##### Provided material #####
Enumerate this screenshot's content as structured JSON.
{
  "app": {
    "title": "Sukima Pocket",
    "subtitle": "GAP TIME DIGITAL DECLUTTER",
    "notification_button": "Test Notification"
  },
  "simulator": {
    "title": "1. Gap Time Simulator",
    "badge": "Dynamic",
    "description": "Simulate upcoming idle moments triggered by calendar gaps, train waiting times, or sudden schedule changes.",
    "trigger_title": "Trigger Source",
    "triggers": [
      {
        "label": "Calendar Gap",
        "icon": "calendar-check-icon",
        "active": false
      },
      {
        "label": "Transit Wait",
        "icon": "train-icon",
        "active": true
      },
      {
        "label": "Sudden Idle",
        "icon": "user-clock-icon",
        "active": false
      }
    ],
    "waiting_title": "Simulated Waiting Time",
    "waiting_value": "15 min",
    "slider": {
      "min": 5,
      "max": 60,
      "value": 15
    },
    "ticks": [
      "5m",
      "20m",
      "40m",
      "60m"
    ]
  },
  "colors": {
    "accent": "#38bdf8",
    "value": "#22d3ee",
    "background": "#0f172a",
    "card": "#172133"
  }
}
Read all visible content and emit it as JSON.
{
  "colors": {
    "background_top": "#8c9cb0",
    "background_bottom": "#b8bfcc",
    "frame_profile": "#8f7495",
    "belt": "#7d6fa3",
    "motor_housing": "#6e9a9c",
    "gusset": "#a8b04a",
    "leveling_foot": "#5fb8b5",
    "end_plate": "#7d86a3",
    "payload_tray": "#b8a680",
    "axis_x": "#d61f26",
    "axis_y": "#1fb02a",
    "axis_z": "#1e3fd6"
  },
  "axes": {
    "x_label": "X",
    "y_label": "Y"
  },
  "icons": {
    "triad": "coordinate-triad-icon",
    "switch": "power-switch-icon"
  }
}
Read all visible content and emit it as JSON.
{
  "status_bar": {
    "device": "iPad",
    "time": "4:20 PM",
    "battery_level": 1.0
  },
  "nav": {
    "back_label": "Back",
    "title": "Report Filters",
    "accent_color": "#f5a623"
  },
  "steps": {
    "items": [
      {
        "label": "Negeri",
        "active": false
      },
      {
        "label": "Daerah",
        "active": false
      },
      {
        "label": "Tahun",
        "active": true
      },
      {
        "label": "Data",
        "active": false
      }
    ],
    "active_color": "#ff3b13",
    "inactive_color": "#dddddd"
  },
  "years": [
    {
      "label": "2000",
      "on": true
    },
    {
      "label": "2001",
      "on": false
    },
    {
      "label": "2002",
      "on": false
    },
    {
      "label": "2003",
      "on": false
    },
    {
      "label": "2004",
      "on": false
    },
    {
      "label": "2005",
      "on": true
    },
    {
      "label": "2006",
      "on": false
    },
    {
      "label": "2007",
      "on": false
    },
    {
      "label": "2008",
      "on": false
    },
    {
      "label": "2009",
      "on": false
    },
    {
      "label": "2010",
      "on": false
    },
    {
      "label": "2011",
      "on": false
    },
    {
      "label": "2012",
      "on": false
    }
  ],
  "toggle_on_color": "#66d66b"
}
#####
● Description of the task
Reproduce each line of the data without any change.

● Expected answer
Enumerate this screenshot's content as structured JSON.
{
  "app": {
    "title": "Sukima Pocket",
    "subtitle": "GAP TIME DIGITAL DECLUTTER",
    "notification_button": "Test Notification"
  },
  "simulator": {
    "title": "1. Gap Time Simulator",
    "badge": "Dynamic",
    "description": "Simulate upcoming idle moments triggered by calendar gaps, train waiting times, or sudden schedule changes.",
    "trigger_title": "Trigger Source",
    "triggers": [
      {
        "label": "Calendar Gap",
        "icon": "calendar-check-icon",
        "active": false
      },
      {
        "label": "Transit Wait",
        "icon": "train-icon",
        "active": true
      },
      {
        "label": "Sudden Idle",
        "icon": "user-clock-icon",
        "active": false
      }
    ],
    "waiting_title": "Simulated Waiting Time",
    "waiting_value": "15 min",
    "slider": {
      "min": 5,
      "max": 60,
      "value": 15
    },
    "ticks": [
      "5m",
      "20m",
      "40m",
      "60m"
    ]
  },
  "colors": {
    "accent": "#38bdf8",
    "value": "#22d3ee",
    "background": "#0f172a",
    "card": "#172133"
  }
}
Read all visible content and emit it as JSON.
{
  "colors": {
    "background_top": "#8c9cb0",
    "background_bottom": "#b8bfcc",
    "frame_profile": "#8f7495",
    "belt": "#7d6fa3",
    "motor_housing": "#6e9a9c",
    "gusset": "#a8b04a",
    "leveling_foot": "#5fb8b5",
    "end_plate": "#7d86a3",
    "payload_tray": "#b8a680",
    "axis_x": "#d61f26",
    "axis_y": "#1fb02a",
    "axis_z": "#1e3fd6"
  },
  "axes": {
    "x_label": "X",
    "y_label": "Y"
  },
  "icons": {
    "triad": "coordinate-triad-icon",
    "switch": "power-switch-icon"
  }
}
Read all visible content and emit it as JSON.
{
  "status_bar": {
    "device": "iPad",
    "time": "4:20 PM",
    "battery_level": 1.0
  },
  "nav": {
    "back_label": "Back",
    "title": "Report Filters",
    "accent_color": "#f5a623"
  },
  "steps": {
    "items": [
      {
        "label": "Negeri",
        "active": false
      },
      {
        "label": "Daerah",
        "active": false
      },
      {
        "label": "Tahun",
        "active": true
      },
      {
        "label": "Data",
        "active": false
      }
    ],
    "active_color": "#ff3b13",
    "inactive_color": "#dddddd"
  },
  "years": [
    {
      "label": "2000",
      "on": true
    },
    {
      "label": "2001",
      "on": false
    },
    {
      "label": "2002",
      "on": false
    },
    {
      "label": "2003",
      "on": false
    },
    {
      "label": "2004",
      "on": false
    },
    {
      "label": "2005",
      "on": true
    },
    {
      "label": "2006",
      "on": false
    },
    {
      "label": "2007",
      "on": false
    },
    {
      "label": "2008",
      "on": false
    },
    {
      "label": "2009",
      "on": false
    },
    {
      "label": "2010",
      "on": false
    },
    {
      "label": "2011",
      "on": false
    },
    {
      "label": "2012",
      "on": false
    }
  ],
  "toggle_on_color": "#66d66b"
}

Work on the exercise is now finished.